Pumpkins are Halloween’s rock star vegetable, so you might be surprised to learn that smaller root vegetables such as the humble turnip have been carved into jack-o-lanterns for much longer. The Irish apparently used to carve spooky beets as well (seriously, click on the hyperlink – they are the devil’s work).
The reason for looking into this came about through my partner Jill, who hails from a little town in northern England where she didn’t see her first pumpkin until she was a bit old to go trick-or-treating.
In northern England, Halloween was a time when children would carve sad-looking little turnip-o-lanterns and burn their forearms on the candle flame as they went door-to-door in search of treats.
People would open the door and say things like: “You poor little love. Here’s some toffee – and take this salve for that nasty turnip burn.”

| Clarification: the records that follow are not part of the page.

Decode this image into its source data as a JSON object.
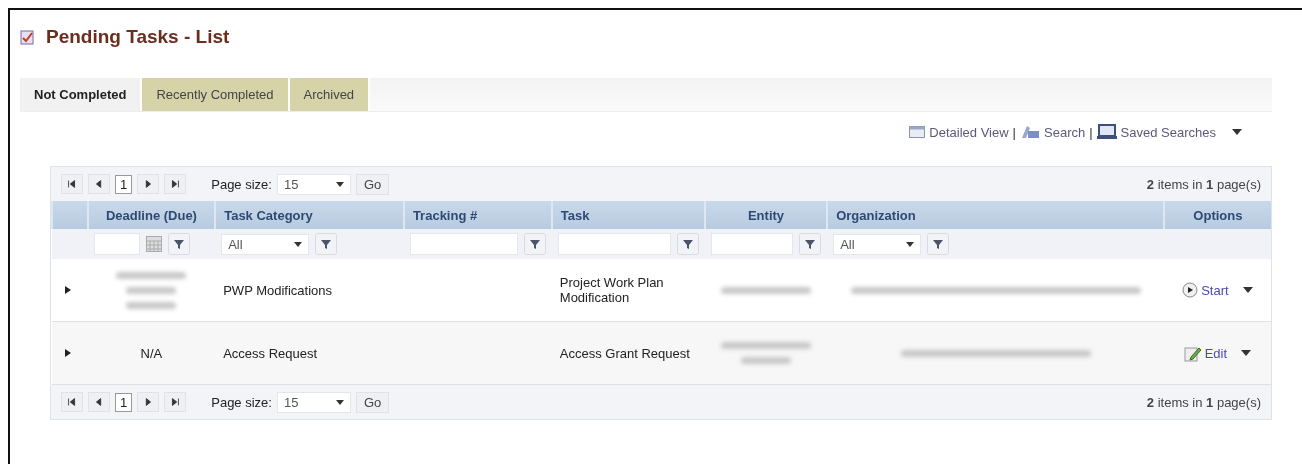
{
  "page": {
    "title": "Pending Tasks - List"
  },
  "tabs": [
    {
      "label": "Not Completed",
      "selected": true
    },
    {
      "label": "Recently Completed",
      "selected": false
    },
    {
      "label": "Archived",
      "selected": false
    }
  ],
  "toolbar": {
    "links": [
      {
        "label": "Detailed View",
        "kind": "view",
        "separator": "|"
      },
      {
        "label": "Search",
        "kind": "search",
        "separator": "|"
      },
      {
        "label": "Saved Searches",
        "kind": "saved"
      }
    ]
  },
  "pager_top": {
    "page": "1",
    "page_size_label": "Page size:",
    "page_size": "15",
    "go": "Go",
    "summary": "**2** items in **1** page(s)"
  },
  "table": {
    "columns": [
      {
        "label": "Deadline (Due)",
        "kind": "date"
      },
      {
        "label": "Task Category",
        "kind": "select",
        "value": "All"
      },
      {
        "label": "Tracking #",
        "kind": "text"
      },
      {
        "label": "Task",
        "kind": "text"
      },
      {
        "label": "Entity",
        "kind": "text"
      },
      {
        "label": "Organization",
        "kind": "select",
        "value": "All"
      },
      {
        "label": "Options",
        "kind": "none"
      }
    ],
    "rows": [
      {
        "expanded": false,
        "deadline": {
          "kind": "redacted_tall"
        },
        "category": "PWP Modifications",
        "task": "Project Work Plan Modification",
        "entity": {
          "kind": "redacted_single"
        },
        "organization": {
          "kind": "redacted_wide"
        },
        "action": {
          "label": "Start",
          "kind": "start"
        }
      },
      {
        "expanded": false,
        "deadline": {
          "kind": "text",
          "text": "N/A"
        },
        "category": "Access Request",
        "task": "Access Grant Request",
        "entity": {
          "kind": "redacted_double"
        },
        "organization": {
          "kind": "redacted_medium"
        },
        "action": {
          "label": "Edit",
          "kind": "edit"
        }
      }
    ]
  },
  "pager_bottom": {
    "page": "1",
    "page_size_label": "Page size:",
    "page_size": "15",
    "go": "Go",
    "summary": "**2** items in **1** page(s)"
  }
}
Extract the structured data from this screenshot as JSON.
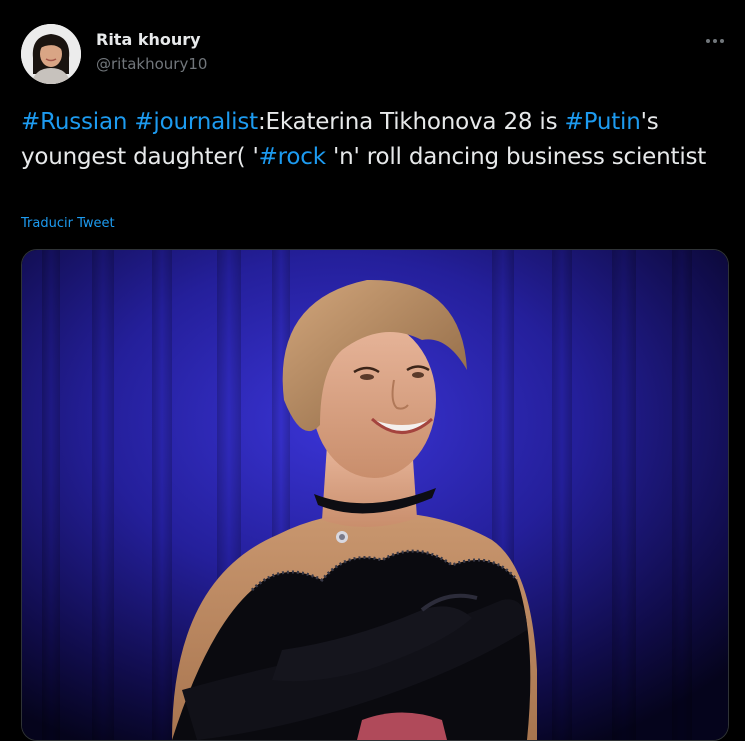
{
  "tweet": {
    "author": {
      "display_name": "Rita khoury",
      "handle": "@ritakhoury10",
      "avatar_icon": "profile-photo"
    },
    "more_icon": "more-dots-icon",
    "text_segments": [
      {
        "text": "#Russian",
        "type": "hashtag"
      },
      {
        "text": " ",
        "type": "plain"
      },
      {
        "text": "#journalist",
        "type": "hashtag"
      },
      {
        "text": ":Ekaterina Tikhonova 28 is ",
        "type": "plain"
      },
      {
        "text": "#Putin",
        "type": "hashtag"
      },
      {
        "text": "'s youngest daughter( '",
        "type": "plain"
      },
      {
        "text": "#rock",
        "type": "hashtag"
      },
      {
        "text": " 'n' roll dancing business scientist",
        "type": "plain"
      }
    ],
    "translate_label": "Traducir Tweet",
    "media": {
      "kind": "photo"
    }
  },
  "colors": {
    "background": "#000000",
    "text": "#e7e9ea",
    "secondary_text": "#71767b",
    "link": "#1d9bf0",
    "border": "#2f3336",
    "stage_blue": "#2a25b8"
  }
}
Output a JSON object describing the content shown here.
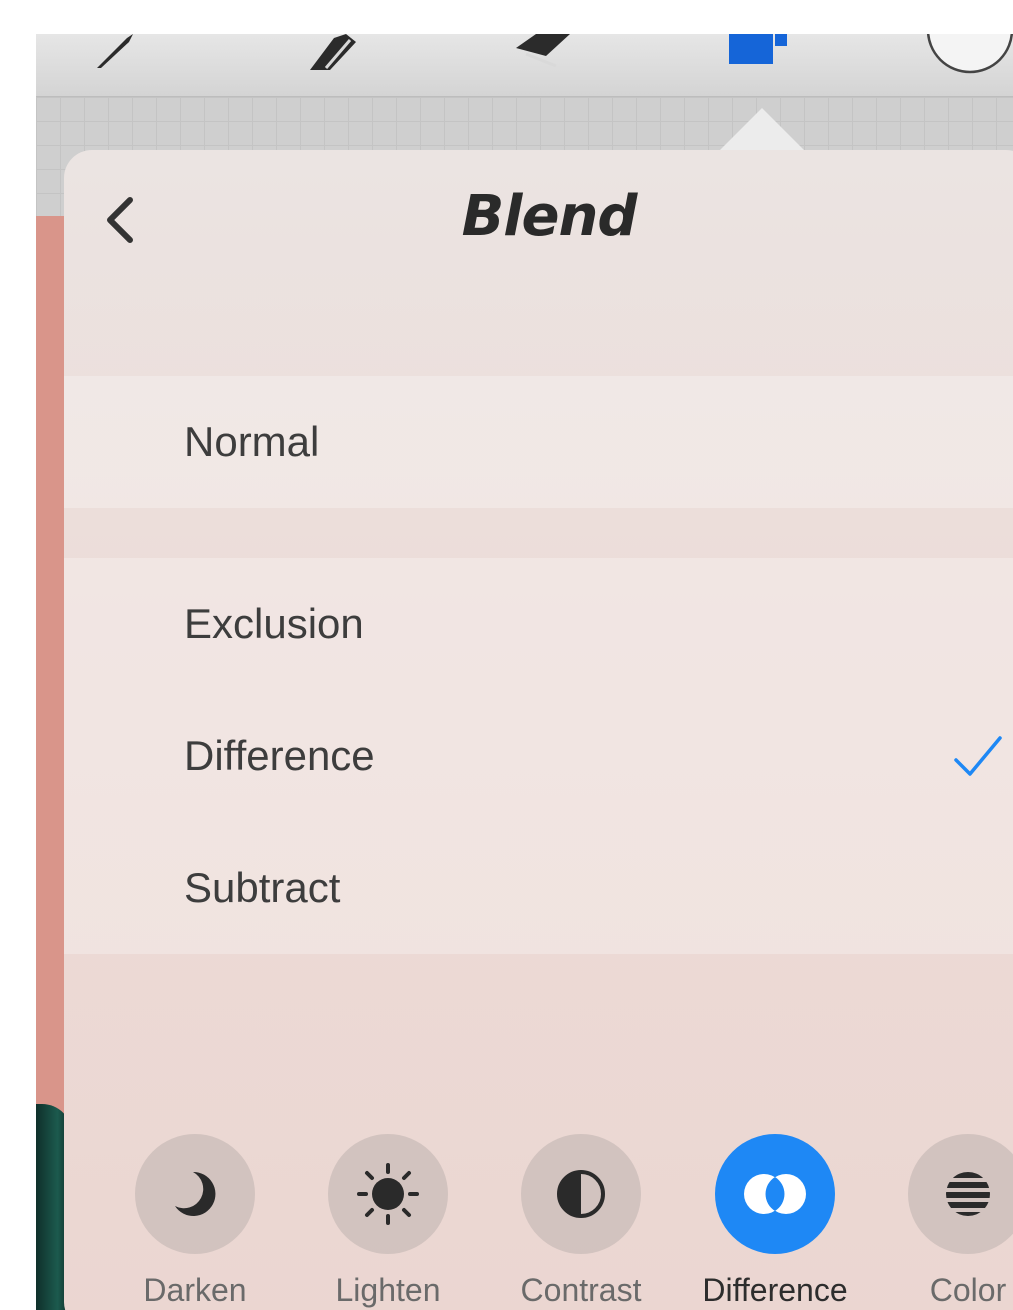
{
  "popover": {
    "title": "Blend",
    "back_icon": "chevron-left-icon"
  },
  "modes": {
    "primary": [
      {
        "label": "Normal"
      }
    ],
    "group": [
      {
        "label": "Exclusion",
        "selected": false
      },
      {
        "label": "Difference",
        "selected": true
      },
      {
        "label": "Subtract",
        "selected": false
      }
    ]
  },
  "mode_bar": [
    {
      "label": "Darken",
      "icon": "moon-icon",
      "active": false
    },
    {
      "label": "Lighten",
      "icon": "sun-icon",
      "active": false
    },
    {
      "label": "Contrast",
      "icon": "half-circle-icon",
      "active": false
    },
    {
      "label": "Difference",
      "icon": "overlap-circles-icon",
      "active": true
    },
    {
      "label": "Color",
      "icon": "striped-circle-icon",
      "active": false
    }
  ],
  "colors": {
    "accent": "#1e88f5",
    "layers_icon": "#1565d8"
  }
}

While our friends were quick to start making jokes about the tradition, Halloween seemed like an opportunity to dig in to a bit of ancient culture while making some questionable puns about root vegetables. I invited some people around for an old-fashioned lantern carving, and in the end it was a real turnip for the books. Sorry. Actually I’m not really sorry – that was a solid pun.
On the evening of the event I visited three turnip-less supermarkets before my stress levels started to rise. We weren’t at the beet-o-lantern stage just yet, but I was starting to worry. At Woolworths (supermarket #4) I started panic-buying some runty ones and some swedes just so we had something to carve.
Fortunately the next stop delivered the goods, but as it turned out the swede purchase was crucial. What the northern English call turnips are what most other people call swedes. And their swedes are our turnips, if you catch my drift – and you certainly would catch my drift if I had eaten too many of either of them.
Anyway, we got stuck in. No-one got burned, and I think as you can see from our swede little lantern gallery, they weren’t nearly as ridiculous as we were expecting.
As we stood around in the darkness brandishing our turnips aloft and making weird small talk, someone said: “What happens now?”
But we were already doing it.
Anyway, the Aussie turnip-o-lantern revival begins here – or not.